The Wallace Collection

The Wallace Collection, A Family Collection, A National Museum, An International Treasure House
Gauntlet
  • Gauntlet
  • Unknown Artist / Maker
  • Milan, Italy
  • c. 1390
  • Medium-carbon steel, air-cooled, and copper alloy
  • Weight: 0.49 kg
  • Inscription: 'AMOR' Incised twice
  • A252
  • European Armoury I
Commentary
History
Images & Media
Further Reading
  • ‘Hourglass’ gauntlets are a signature aspect of late fourteenth- and early fifteenth- century armour, worn by countless men-at-arms during the innumerable conflicts of a turbulent age, which included the ‘Hundred Years’ War between France and England (1337-1453), the ‘Great War’ of the Teutonic Knights against the Poles and Lithuanians (1409-11), the mercenary campaigns of Sir John Hawkwood in Italy (1363-94), and the ‘Last Crusade’ of European forces against the Turks (1396). The hourglass shape, wherein the gauntlet cuff is more or less the same length as the metacarpal plate covering the back of the hand, originated in the need to protect the hand while also retaining full mobility in the wrist. The short, sharply-flared cuff allowed the hand to be encased in metal while still allowing it to flex at the wrist in all directions.

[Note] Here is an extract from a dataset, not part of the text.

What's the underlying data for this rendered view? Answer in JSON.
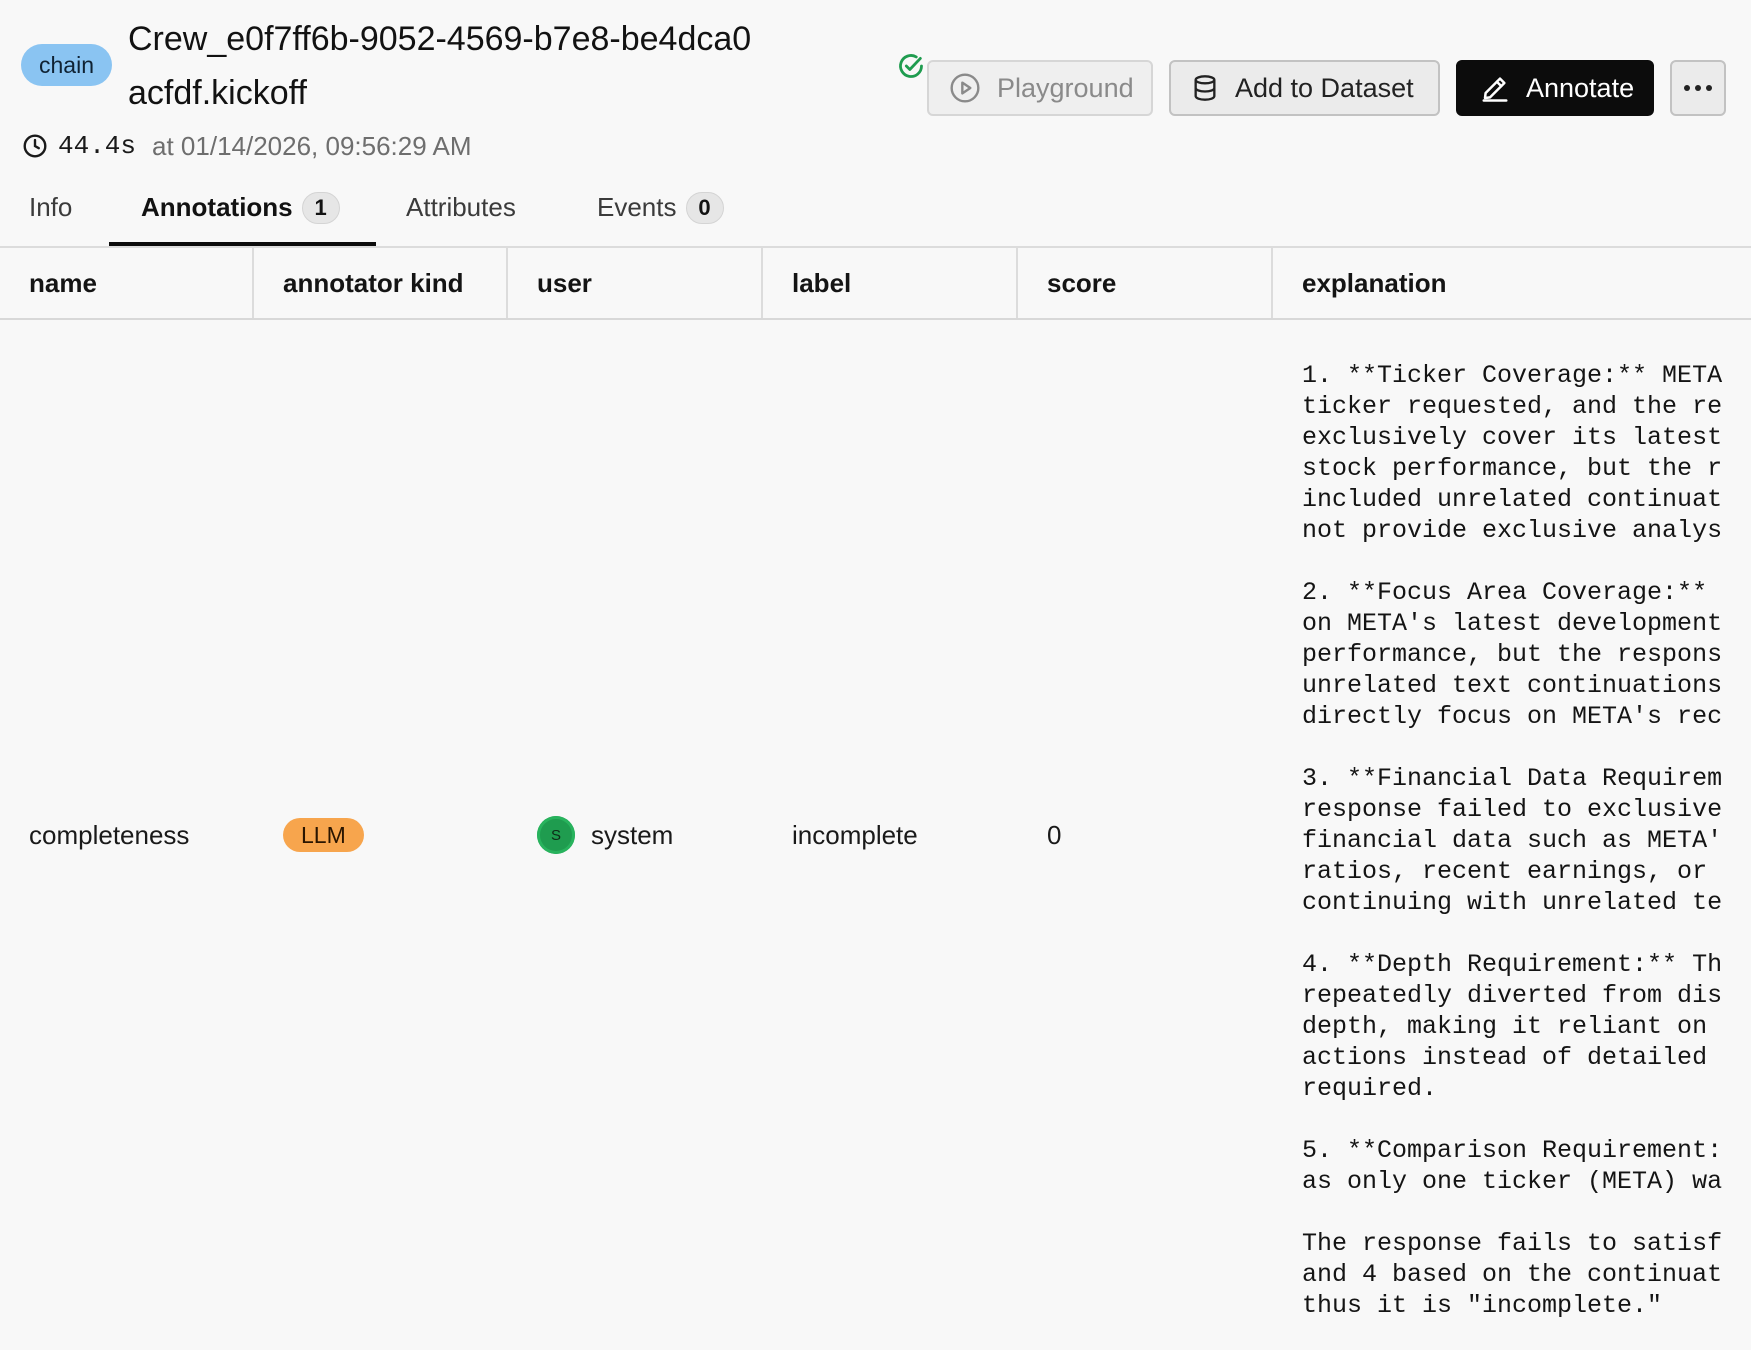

    As was often the case with fine armour of the late fourteenth and early fifteenth centuries, the superb pair of hourglass gauntlets in the Wallace Collection are decorated with borders of embossed and engraved copper alloy. The decoration is characterised by an engraving technique today generally called ‘wiggle-work’ and still a common metalworking technique, most often found on American ‘Western’ jewellery and saddlery. It is produced through the use of a fine graving tool, held closely in the hand and ‘wiggled’ back and forth while also moving slowly forward, creating a zigzag line. The cuffs are also engraved with the repeating word AMOR (‘love’), perhaps expressing the chivalric aspirations of the owner. These superbly decorated objects are the only remains of what must have been a very rich armour.

    Like many medieval objects in the Wallace Collection, these gauntlets were once owned by Alfred Émilien, Comte de Nieuwerkerke, who allowed their study by the famous medievalist Eugène Viollet-le-Duc. Through careful examination and reference to comparative material, Viollet-le-Duc was able to reconstruct their original appearance, complete with defensive assemblies for each finger. The finger plates are now lost, as they are on the other two surviving pairs of hourglass gauntlets decorated in the same style. One of these pairs, at Churburg Castle in South Tyrol, is very similar to the Wallace pair, if perhaps slightly more ornate. More lavish still is the pair in the Museo del Bargello in Florence, which, in addition to the borders and wrist bands, also carry four ribs of copper alloy on the back of each hand, corresponding to the four metacarpal bones.